Among the records below, find each line that includes the string "white" and copy it.

### Page and application data records
++++
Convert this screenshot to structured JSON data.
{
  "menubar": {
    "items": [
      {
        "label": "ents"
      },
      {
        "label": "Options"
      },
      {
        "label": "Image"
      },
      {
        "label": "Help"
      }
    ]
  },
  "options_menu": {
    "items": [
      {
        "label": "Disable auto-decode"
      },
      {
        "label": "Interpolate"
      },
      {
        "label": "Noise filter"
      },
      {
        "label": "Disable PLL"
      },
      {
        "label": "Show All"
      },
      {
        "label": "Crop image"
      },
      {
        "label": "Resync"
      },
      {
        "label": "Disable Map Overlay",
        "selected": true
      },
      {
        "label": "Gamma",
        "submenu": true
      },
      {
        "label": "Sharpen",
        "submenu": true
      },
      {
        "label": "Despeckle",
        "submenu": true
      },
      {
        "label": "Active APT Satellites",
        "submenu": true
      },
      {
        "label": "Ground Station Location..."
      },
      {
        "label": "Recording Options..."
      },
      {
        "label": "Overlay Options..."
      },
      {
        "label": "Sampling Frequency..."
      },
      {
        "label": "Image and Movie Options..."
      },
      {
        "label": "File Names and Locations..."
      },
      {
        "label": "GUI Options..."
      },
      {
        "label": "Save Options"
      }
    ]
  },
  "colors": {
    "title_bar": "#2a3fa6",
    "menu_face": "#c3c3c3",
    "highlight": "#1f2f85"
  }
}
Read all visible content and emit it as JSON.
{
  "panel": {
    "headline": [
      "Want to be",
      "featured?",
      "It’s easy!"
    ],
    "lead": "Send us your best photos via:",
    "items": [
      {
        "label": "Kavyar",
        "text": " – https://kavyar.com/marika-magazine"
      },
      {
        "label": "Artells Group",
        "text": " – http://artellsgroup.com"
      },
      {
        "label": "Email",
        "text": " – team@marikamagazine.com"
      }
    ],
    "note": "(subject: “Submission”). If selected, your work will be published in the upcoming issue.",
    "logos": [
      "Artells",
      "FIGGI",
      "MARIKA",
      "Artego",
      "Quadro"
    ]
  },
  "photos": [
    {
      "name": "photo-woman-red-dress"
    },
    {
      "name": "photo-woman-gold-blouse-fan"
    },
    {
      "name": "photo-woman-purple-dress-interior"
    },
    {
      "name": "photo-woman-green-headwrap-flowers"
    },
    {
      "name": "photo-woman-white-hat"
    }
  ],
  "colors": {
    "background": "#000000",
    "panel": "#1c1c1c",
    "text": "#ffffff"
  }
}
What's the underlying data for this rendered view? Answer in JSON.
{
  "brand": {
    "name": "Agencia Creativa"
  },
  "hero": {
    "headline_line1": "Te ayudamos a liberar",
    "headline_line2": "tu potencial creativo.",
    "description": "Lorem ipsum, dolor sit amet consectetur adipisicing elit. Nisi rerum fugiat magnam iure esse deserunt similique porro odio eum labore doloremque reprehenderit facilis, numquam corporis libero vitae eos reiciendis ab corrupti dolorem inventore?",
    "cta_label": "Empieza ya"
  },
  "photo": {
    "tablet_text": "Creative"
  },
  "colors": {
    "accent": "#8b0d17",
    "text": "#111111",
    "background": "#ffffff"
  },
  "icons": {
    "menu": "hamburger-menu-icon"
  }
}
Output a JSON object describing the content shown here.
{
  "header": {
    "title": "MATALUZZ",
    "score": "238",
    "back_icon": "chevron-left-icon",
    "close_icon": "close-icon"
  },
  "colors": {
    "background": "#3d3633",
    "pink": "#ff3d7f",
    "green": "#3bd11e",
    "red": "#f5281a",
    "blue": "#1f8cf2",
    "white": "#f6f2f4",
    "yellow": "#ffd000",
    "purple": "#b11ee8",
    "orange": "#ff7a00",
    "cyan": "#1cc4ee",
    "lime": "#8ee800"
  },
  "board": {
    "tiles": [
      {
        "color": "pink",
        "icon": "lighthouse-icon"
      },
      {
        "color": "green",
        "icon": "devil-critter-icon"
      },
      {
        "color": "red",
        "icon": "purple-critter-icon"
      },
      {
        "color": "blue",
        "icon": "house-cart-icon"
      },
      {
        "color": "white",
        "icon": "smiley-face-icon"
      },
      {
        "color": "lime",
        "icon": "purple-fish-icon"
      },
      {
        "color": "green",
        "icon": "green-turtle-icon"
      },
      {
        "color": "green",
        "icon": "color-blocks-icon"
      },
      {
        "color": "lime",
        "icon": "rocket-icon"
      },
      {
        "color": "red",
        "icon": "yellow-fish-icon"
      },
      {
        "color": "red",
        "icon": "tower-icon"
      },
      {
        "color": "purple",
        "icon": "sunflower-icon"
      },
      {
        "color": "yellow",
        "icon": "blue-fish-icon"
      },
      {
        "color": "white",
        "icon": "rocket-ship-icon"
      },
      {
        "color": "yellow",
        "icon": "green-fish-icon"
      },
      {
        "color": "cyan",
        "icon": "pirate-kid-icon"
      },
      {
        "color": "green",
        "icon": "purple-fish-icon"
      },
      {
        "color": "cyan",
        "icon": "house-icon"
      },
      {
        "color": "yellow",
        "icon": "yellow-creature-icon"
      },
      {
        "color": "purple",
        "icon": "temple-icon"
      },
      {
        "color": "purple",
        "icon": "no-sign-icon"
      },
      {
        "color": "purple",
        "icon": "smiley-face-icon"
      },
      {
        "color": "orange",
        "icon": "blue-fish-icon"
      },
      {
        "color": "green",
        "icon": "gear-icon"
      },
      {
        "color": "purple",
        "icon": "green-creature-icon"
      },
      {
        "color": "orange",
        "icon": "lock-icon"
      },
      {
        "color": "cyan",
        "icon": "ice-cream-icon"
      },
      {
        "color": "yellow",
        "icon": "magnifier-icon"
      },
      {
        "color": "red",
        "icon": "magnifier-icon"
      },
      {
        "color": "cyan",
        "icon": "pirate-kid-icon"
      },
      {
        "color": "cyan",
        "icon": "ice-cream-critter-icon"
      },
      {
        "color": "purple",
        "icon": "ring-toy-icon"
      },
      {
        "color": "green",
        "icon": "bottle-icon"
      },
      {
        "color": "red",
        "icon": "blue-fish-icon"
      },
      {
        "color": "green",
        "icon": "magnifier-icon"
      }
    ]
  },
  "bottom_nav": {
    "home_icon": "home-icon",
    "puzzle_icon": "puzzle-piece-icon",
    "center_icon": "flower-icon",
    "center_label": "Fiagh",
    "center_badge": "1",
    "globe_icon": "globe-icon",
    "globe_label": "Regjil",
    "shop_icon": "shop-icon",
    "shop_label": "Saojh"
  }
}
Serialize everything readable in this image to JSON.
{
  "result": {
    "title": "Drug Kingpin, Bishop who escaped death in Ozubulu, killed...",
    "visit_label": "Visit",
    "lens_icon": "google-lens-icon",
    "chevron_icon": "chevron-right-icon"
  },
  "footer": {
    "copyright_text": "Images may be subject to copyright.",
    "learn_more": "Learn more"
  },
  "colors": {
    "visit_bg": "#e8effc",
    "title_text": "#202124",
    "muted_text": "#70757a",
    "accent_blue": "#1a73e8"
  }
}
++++
### The completed task
      "name": "photo-woman-white-hat"
    "white": "#f6f2f4",
        "color": "white",
        "color": "white",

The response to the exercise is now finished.